Courtesy Photo-Ward Beard


Ward “Skillz” Beard is a graduate of the Historically Black College, Alabama A & M University, located in Normal, Alabama, near Huntsville. He decided as a high school student to attend a Black college and knew this was the school for him when participating on the Annual Lansing Black College Tour by Fred Porter and Amel Eiland.They visited several colleges, but he was drawn to Alabama A &M because of the beautiful campus and how quickly he was accepted to the university. Upon his arrival, Ward discovered that one of his best friends went there and had already acclimated to the University with a working knowledge of its ins and outs.

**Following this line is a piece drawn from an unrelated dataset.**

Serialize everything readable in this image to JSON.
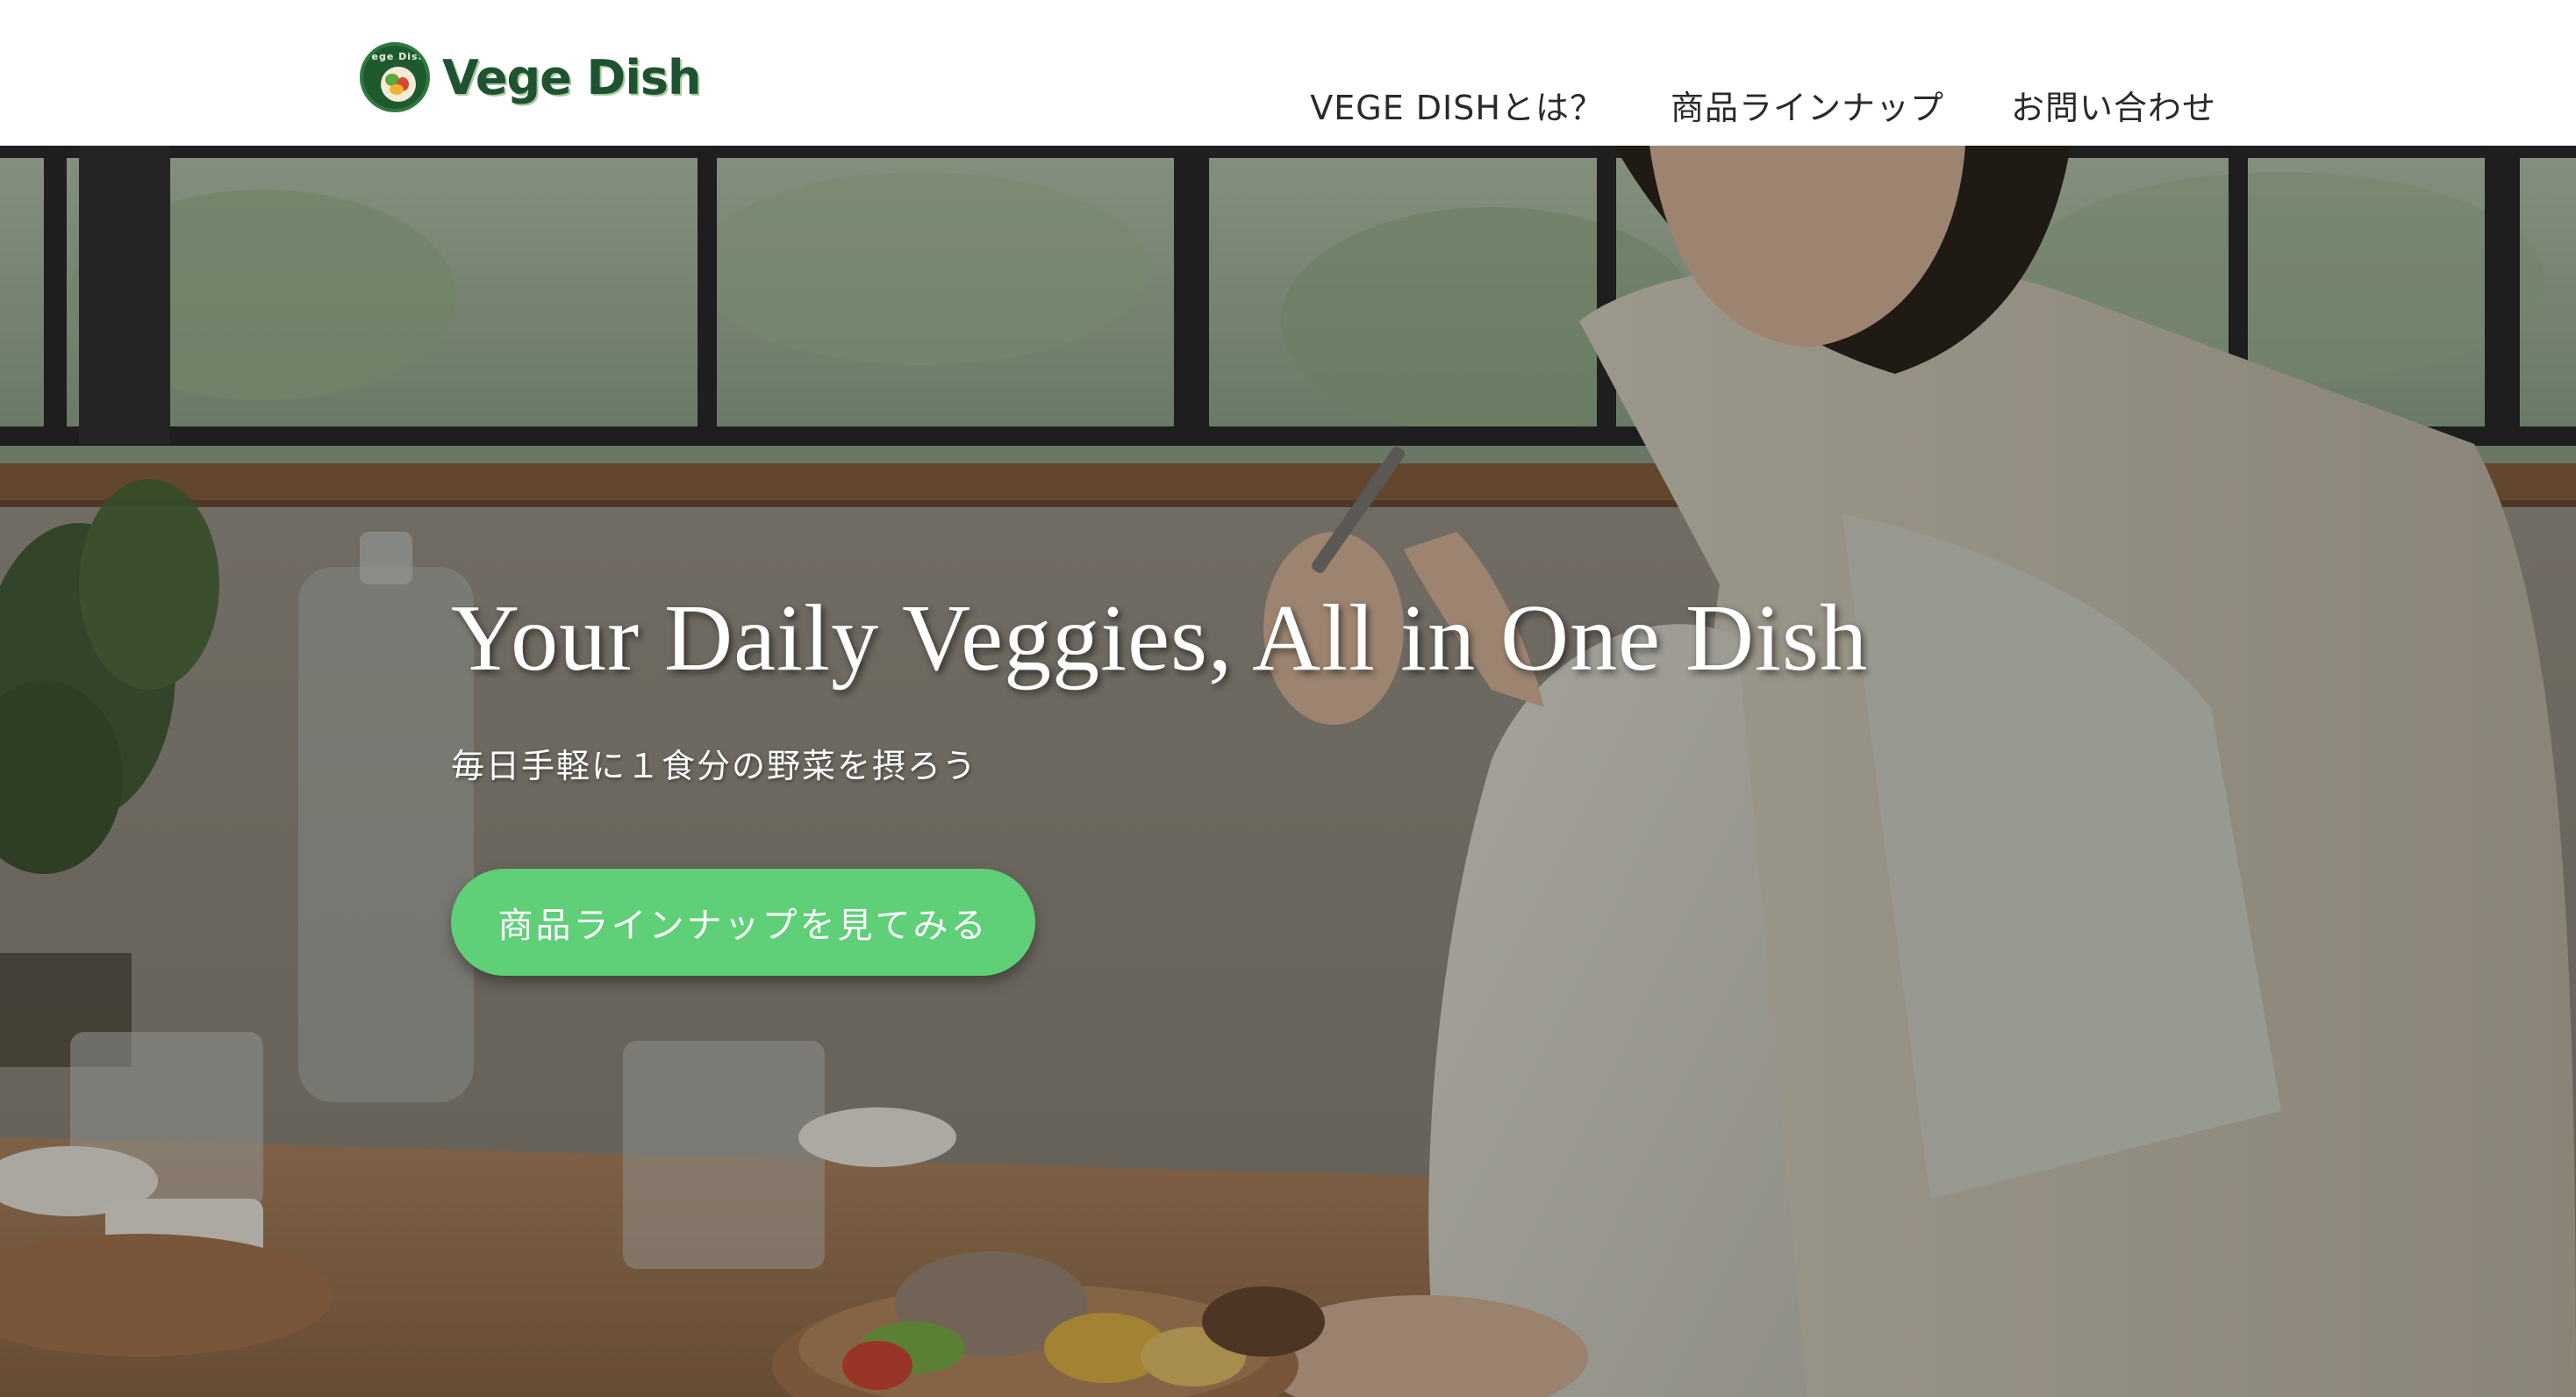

“A primary reason that I wanted to go there was because they wanted me too,” Ward said. Another attractive feature about the University was “the beauty of its campus”. It reflected “a peaceful, relaxing feel that I felt was conducive for an academic environment.  The atmosphere just appeared to be people-friendly.” Beard liked the fact that “there was a lot of people from across the country.”


A key academic factor was that the campus “was small enough to get help and build relationship with the instructors” which is critical for student success. Another asset, in Ward’s opinion was the financial aid accommodations. There were few, if any obstacles to acquiring and maintaining his stream of financial support, which “is one less thing to worry about as a college student.” “Financial Aid was a fairly straightforward process at Alabama A & M if your grades are in order.” he added. “Grades can make or break you so take heed early. If you’re in middle school, get on top of your math, develop and strengthen those skills so you won’t have to take a lot of remedial classes when you get on campus. The worst thing is, as a student, is to play catch up when you’re focused on getting that degree.”

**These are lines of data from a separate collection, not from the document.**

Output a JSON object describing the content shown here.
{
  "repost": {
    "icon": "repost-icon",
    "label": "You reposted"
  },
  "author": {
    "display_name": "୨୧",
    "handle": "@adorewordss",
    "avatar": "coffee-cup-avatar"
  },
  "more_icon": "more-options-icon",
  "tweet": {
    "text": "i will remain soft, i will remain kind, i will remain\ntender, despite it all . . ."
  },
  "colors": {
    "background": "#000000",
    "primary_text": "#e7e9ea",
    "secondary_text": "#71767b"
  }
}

Ward encountered a minor setback early in his college career when a medical situation forced him back home for surgery. The leave required a long took time to physically recover from. As soon as he was able, however, he went back to school to resume his studies.  


“Upon returning to campus, I realized I should have dropped or withdrawn from my classes before leaving and didn’t. This negatively affected my grade point average and financial aid status. Because of that, I was placed on academic probation and had to enroll as a part-time student for a while. I could only take nine credits a semester until I earned enough to regain my full-time status. I would not be eligible for financial aid again until I raised my GPA.  The journey was costly, difficult and often discouraging if you’re not determined to succeed. I was determined, and I did it!”

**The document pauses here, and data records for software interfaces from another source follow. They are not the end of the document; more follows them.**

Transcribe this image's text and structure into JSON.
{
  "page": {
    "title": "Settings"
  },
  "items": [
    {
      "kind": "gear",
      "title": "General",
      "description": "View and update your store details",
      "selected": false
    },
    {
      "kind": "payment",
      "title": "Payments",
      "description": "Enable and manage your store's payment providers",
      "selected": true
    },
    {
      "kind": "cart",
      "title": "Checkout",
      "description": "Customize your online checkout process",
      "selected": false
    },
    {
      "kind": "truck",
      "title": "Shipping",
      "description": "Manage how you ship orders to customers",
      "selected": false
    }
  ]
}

His advice to college students whose life situations cause them to take a break from college is to learn what is required beforehand and do what’s necessary to get that degree. “Stick it out and finish,” Beard said. It’s no secret that HBCU’S are infamous for the social